TASK STATEMENT: Exactly as given, repeat all of the entries.

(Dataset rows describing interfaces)
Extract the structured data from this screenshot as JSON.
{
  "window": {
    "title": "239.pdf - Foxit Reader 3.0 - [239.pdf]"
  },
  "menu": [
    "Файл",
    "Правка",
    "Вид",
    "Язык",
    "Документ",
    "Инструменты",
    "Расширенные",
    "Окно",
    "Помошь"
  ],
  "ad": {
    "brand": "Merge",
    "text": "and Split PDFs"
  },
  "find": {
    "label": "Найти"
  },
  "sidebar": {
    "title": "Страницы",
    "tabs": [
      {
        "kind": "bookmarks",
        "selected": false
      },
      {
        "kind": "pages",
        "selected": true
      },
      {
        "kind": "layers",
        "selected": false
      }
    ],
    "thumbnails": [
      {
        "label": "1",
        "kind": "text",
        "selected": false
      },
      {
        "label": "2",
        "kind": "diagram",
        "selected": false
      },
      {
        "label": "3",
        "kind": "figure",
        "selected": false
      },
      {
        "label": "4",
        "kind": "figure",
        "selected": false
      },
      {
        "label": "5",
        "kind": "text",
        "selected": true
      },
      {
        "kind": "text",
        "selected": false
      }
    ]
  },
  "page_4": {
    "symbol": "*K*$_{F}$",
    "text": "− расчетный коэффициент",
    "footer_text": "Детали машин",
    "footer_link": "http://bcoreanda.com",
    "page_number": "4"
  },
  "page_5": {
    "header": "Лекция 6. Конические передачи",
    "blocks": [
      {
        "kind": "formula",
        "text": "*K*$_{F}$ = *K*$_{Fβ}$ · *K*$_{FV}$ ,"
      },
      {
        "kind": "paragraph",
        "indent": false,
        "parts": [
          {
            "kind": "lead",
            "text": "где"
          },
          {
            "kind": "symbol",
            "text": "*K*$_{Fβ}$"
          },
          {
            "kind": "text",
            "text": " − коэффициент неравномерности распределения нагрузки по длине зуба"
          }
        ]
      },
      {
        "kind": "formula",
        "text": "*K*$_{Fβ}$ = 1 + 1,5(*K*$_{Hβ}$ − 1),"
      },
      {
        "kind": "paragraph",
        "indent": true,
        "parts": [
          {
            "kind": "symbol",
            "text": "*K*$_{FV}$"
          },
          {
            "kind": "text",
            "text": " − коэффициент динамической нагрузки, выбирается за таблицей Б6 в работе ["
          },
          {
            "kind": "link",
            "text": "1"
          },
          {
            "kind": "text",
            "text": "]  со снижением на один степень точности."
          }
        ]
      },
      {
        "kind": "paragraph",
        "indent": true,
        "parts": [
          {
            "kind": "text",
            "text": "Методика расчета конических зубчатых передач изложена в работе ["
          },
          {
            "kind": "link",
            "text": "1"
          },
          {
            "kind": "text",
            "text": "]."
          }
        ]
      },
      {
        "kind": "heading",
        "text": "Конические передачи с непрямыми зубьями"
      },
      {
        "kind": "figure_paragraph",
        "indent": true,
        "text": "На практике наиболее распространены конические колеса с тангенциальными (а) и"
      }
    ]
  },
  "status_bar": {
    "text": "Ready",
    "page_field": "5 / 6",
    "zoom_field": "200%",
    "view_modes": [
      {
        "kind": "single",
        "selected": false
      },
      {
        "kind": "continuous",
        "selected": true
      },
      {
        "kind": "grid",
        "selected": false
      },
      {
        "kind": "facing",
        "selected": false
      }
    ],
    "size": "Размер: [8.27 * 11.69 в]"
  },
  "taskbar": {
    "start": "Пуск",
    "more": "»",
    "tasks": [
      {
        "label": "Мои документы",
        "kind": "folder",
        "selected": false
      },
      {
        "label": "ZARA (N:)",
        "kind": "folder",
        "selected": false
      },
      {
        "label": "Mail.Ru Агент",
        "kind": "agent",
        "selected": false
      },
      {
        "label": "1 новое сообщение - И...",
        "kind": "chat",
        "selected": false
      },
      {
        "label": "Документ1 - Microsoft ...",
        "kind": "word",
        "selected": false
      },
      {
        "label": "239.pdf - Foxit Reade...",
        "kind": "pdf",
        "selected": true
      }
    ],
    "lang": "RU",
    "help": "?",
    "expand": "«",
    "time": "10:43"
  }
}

RESULT:
Extract the structured data from this screenshot as JSON.
{
  "window": {
    "title": "239.pdf - Foxit Reader 3.0 - [239.pdf]"
  },
  "menu": [
    "Файл",
    "Правка",
    "Вид",
    "Язык",
    "Документ",
    "Инструменты",
    "Расширенные",
    "Окно",
    "Помошь"
  ],
  "ad": {
    "brand": "Merge",
    "text": "and Split PDFs"
  },
  "find": {
    "label": "Найти"
  },
  "sidebar": {
    "title": "Страницы",
    "tabs": [
      {
        "kind": "bookmarks",
        "selected": false
      },
      {
        "kind": "pages",
        "selected": true
      },
      {
        "kind": "layers",
        "selected": false
      }
    ],
    "thumbnails": [
      {
        "label": "1",
        "kind": "text",
        "selected": false
      },
      {
        "label": "2",
        "kind": "diagram",
        "selected": false
      },
      {
        "label": "3",
        "kind": "figure",
        "selected": false
      },
      {
        "label": "4",
        "kind": "figure",
        "selected": false
      },
      {
        "label": "5",
        "kind": "text",
        "selected": true
      },
      {
        "kind": "text",
        "selected": false
      }
    ]
  },
  "page_4": {
    "symbol": "*K*$_{F}$",
    "text": "− расчетный коэффициент",
    "footer_text": "Детали машин",
    "footer_link": "http://bcoreanda.com",
    "page_number": "4"
  },
  "page_5": {
    "header": "Лекция 6. Конические передачи",
    "blocks": [
      {
        "kind": "formula",
        "text": "*K*$_{F}$ = *K*$_{Fβ}$ · *K*$_{FV}$ ,"
      },
      {
        "kind": "paragraph",
        "indent": false,
        "parts": [
          {
            "kind": "lead",
            "text": "где"
          },
          {
            "kind": "symbol",
            "text": "*K*$_{Fβ}$"
          },
          {
            "kind": "text",
            "text": " − коэффициент неравномерности распределения нагрузки по длине зуба"
          }
        ]
      },
      {
        "kind": "formula",
        "text": "*K*$_{Fβ}$ = 1 + 1,5(*K*$_{Hβ}$ − 1),"
      },
      {
        "kind": "paragraph",
        "indent": true,
        "parts": [
          {
            "kind": "symbol",
            "text": "*K*$_{FV}$"
          },
          {
            "kind": "text",
            "text": " − коэффициент динамической нагрузки, выбирается за таблицей Б6 в работе ["
          },
          {
            "kind": "link",
            "text": "1"
          },
          {
            "kind": "text",
            "text": "]  со снижением на один степень точности."
          }
        ]
      },
      {
        "kind": "paragraph",
        "indent": true,
        "parts": [
          {
            "kind": "text",
            "text": "Методика расчета конических зубчатых передач изложена в работе ["
          },
          {
            "kind": "link",
            "text": "1"
          },
          {
            "kind": "text",
            "text": "]."
          }
        ]
      },
      {
        "kind": "heading",
        "text": "Конические передачи с непрямыми зубьями"
      },
      {
        "kind": "figure_paragraph",
        "indent": true,
        "text": "На практике наиболее распространены конические колеса с тангенциальными (а) и"
      }
    ]
  },
  "status_bar": {
    "text": "Ready",
    "page_field": "5 / 6",
    "zoom_field": "200%",
    "view_modes": [
      {
        "kind": "single",
        "selected": false
      },
      {
        "kind": "continuous",
        "selected": true
      },
      {
        "kind": "grid",
        "selected": false
      },
      {
        "kind": "facing",
        "selected": false
      }
    ],
    "size": "Размер: [8.27 * 11.69 в]"
  },
  "taskbar": {
    "start": "Пуск",
    "more": "»",
    "tasks": [
      {
        "label": "Мои документы",
        "kind": "folder",
        "selected": false
      },
      {
        "label": "ZARA (N:)",
        "kind": "folder",
        "selected": false
      },
      {
        "label": "Mail.Ru Агент",
        "kind": "agent",
        "selected": false
      },
      {
        "label": "1 новое сообщение - И...",
        "kind": "chat",
        "selected": false
      },
      {
        "label": "Документ1 - Microsoft ...",
        "kind": "word",
        "selected": false
      },
      {
        "label": "239.pdf - Foxit Reade...",
        "kind": "pdf",
        "selected": true
      }
    ],
    "lang": "RU",
    "help": "?",
    "expand": "«",
    "time": "10:43"
  }
}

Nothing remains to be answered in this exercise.